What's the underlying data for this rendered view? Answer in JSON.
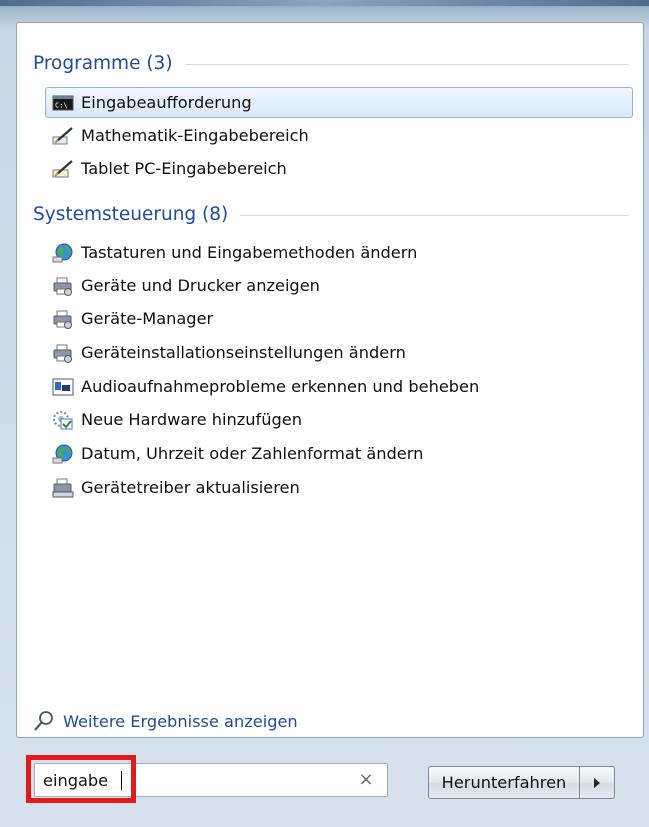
{
  "programs": {
    "header": "Programme (3)",
    "items": [
      {
        "label": "Eingabeaufforderung",
        "icon": "command-prompt-icon",
        "selected": true
      },
      {
        "label": "Mathematik-Eingabebereich",
        "icon": "math-input-pen-icon"
      },
      {
        "label": "Tablet PC-Eingabebereich",
        "icon": "tablet-pen-icon"
      }
    ]
  },
  "control_panel": {
    "header": "Systemsteuerung (8)",
    "items": [
      {
        "label": "Tastaturen und Eingabemethoden ändern",
        "icon": "globe-icon"
      },
      {
        "label": "Geräte und Drucker anzeigen",
        "icon": "printer-icon"
      },
      {
        "label": "Geräte-Manager",
        "icon": "printer-icon"
      },
      {
        "label": "Geräteinstallationseinstellungen ändern",
        "icon": "printer-icon"
      },
      {
        "label": "Audioaufnahmeprobleme erkennen und beheben",
        "icon": "troubleshoot-icon"
      },
      {
        "label": "Neue Hardware hinzufügen",
        "icon": "hardware-wizard-icon"
      },
      {
        "label": "Datum, Uhrzeit oder Zahlenformat ändern",
        "icon": "globe-icon"
      },
      {
        "label": "Gerätetreiber aktualisieren",
        "icon": "driver-update-icon"
      }
    ]
  },
  "more_results": "Weitere Ergebnisse anzeigen",
  "search": {
    "value": "eingabe",
    "clear_icon": "×"
  },
  "shutdown": {
    "label": "Herunterfahren",
    "arrow_icon": "▸"
  },
  "colors": {
    "accent": "#1e4c98",
    "selection": "#d6e8fa",
    "highlight": "#e01b1b"
  }
}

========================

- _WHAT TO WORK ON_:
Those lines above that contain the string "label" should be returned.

- _RESPONSE BELOW_:
        "label": "Eingabeaufforderung",
        "label": "Mathematik-Eingabebereich",
        "label": "Tablet PC-Eingabebereich",
        "label": "Tastaturen und Eingabemethoden ändern",
        "label": "Geräte und Drucker anzeigen",
        "label": "Geräte-Manager",
        "label": "Geräteinstallationseinstellungen ändern",
        "label": "Audioaufnahmeprobleme erkennen und beheben",
        "label": "Neue Hardware hinzufügen",
        "label": "Datum, Uhrzeit oder Zahlenformat ändern",
        "label": "Gerätetreiber aktualisieren",
    "label": "Herunterfahren",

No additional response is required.